Recorded data below:

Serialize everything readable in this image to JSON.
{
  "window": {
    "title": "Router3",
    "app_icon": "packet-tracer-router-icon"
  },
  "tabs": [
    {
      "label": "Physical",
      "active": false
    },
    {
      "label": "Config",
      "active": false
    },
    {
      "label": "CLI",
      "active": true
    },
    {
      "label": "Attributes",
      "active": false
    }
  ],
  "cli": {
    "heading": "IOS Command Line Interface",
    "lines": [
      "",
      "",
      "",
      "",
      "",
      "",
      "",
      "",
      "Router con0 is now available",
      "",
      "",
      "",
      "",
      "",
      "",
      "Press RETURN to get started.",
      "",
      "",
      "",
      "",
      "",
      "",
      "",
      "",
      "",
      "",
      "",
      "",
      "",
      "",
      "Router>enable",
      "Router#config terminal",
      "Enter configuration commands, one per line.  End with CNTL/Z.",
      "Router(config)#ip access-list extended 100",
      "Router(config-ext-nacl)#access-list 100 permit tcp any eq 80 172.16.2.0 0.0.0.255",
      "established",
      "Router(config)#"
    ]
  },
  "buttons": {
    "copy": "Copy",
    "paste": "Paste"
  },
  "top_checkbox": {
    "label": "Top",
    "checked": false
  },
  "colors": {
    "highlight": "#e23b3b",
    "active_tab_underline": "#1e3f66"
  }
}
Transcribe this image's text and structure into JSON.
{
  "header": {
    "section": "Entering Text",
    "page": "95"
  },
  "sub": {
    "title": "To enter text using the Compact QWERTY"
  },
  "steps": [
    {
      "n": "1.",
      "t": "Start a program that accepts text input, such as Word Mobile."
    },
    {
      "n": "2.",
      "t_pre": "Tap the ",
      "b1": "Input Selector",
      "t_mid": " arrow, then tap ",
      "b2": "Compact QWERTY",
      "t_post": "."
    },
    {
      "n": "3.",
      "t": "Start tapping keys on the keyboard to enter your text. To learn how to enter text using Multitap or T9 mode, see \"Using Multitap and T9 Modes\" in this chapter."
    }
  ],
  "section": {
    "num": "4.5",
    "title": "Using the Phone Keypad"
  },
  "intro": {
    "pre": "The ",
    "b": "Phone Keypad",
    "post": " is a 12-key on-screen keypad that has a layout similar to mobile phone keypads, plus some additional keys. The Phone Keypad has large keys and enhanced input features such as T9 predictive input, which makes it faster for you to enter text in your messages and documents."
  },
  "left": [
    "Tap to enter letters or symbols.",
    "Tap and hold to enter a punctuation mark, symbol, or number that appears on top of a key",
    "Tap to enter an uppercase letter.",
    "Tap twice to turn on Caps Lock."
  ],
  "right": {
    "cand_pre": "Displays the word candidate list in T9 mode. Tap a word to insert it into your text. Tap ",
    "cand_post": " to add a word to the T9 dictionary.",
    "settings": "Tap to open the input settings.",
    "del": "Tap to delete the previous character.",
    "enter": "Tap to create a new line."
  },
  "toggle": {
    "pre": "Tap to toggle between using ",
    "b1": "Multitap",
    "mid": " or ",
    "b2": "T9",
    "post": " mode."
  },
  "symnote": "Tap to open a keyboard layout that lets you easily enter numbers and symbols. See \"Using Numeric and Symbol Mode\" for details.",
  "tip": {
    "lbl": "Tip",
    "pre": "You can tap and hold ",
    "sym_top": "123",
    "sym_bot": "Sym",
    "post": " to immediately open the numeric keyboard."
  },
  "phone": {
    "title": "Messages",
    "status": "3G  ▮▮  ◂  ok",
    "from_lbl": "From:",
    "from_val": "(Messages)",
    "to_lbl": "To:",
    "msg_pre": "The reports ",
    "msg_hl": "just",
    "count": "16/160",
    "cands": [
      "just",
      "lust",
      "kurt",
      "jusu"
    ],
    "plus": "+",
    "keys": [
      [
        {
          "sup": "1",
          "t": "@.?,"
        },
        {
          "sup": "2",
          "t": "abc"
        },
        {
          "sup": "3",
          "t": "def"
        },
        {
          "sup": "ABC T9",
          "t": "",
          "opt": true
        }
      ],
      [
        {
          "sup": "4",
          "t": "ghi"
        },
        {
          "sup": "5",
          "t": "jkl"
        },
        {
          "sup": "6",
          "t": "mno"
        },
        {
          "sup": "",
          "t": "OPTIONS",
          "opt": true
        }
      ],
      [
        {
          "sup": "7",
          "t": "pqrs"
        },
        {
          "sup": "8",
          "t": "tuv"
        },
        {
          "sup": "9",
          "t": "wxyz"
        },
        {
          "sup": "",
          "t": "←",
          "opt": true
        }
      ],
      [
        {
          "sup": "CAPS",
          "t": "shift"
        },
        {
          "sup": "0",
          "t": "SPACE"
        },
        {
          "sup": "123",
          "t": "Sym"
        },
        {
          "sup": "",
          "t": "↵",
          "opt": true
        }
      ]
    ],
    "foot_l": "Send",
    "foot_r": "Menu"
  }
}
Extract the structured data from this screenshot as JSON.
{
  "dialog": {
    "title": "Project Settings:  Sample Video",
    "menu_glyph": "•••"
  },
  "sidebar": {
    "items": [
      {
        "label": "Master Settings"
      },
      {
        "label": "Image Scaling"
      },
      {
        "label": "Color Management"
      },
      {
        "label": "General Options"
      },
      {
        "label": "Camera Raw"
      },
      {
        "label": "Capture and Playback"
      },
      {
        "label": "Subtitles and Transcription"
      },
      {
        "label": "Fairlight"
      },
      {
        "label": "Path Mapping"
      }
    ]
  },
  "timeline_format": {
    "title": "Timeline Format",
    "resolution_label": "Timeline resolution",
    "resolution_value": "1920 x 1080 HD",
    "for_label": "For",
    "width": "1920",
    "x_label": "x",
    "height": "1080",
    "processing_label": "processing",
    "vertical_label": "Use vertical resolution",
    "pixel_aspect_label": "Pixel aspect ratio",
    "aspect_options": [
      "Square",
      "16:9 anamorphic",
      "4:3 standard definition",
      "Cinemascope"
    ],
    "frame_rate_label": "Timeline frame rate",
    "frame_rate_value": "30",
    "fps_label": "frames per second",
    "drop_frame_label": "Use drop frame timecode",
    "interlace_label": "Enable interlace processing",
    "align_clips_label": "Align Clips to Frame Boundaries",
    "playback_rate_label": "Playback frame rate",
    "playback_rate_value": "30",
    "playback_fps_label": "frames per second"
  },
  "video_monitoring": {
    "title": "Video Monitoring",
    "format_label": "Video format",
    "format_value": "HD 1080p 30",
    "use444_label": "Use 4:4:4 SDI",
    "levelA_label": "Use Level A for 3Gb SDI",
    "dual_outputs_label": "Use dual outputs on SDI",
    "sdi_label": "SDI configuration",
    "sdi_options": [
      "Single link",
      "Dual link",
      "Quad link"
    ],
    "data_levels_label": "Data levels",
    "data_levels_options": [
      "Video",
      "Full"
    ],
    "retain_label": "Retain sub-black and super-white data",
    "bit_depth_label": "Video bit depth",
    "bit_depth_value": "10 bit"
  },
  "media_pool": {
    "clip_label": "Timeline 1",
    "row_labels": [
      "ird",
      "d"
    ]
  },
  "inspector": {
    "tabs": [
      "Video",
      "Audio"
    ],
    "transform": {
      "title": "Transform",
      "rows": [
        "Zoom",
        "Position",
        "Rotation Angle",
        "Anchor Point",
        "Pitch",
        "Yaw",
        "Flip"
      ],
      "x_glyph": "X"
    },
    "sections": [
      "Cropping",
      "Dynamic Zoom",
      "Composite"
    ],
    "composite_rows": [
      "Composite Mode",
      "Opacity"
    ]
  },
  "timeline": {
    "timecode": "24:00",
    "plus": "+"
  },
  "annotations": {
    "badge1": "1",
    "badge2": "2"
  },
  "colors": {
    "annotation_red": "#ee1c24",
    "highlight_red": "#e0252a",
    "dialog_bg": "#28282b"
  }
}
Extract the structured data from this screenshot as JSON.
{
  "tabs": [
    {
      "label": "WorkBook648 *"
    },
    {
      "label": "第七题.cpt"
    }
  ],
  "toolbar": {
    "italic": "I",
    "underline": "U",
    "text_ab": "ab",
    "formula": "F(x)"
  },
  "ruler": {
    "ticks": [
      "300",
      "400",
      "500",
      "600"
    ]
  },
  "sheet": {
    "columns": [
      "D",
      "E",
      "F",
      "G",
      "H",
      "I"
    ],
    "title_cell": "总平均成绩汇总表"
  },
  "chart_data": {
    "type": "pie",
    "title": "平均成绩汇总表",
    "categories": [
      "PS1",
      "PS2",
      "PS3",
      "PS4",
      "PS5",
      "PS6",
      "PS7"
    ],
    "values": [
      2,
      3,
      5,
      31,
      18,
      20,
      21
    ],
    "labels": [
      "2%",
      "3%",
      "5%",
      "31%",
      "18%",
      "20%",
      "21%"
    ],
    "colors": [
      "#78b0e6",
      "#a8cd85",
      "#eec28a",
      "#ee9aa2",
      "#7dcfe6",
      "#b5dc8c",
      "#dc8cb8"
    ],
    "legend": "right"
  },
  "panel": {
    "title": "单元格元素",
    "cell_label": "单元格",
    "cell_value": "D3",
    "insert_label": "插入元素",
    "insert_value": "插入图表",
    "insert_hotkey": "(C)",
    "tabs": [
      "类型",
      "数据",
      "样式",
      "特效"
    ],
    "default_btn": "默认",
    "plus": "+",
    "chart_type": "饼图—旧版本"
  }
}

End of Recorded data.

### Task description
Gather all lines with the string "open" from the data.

### Exercise solution
    "settings": "Tap to open the input settings.",
  "symnote": "Tap to open a keyboard layout that lets you easily enter numbers and symbols. See \"Using Numeric and Symbol Mode\" for details.",
    "post": " to immediately open the numeric keyboard."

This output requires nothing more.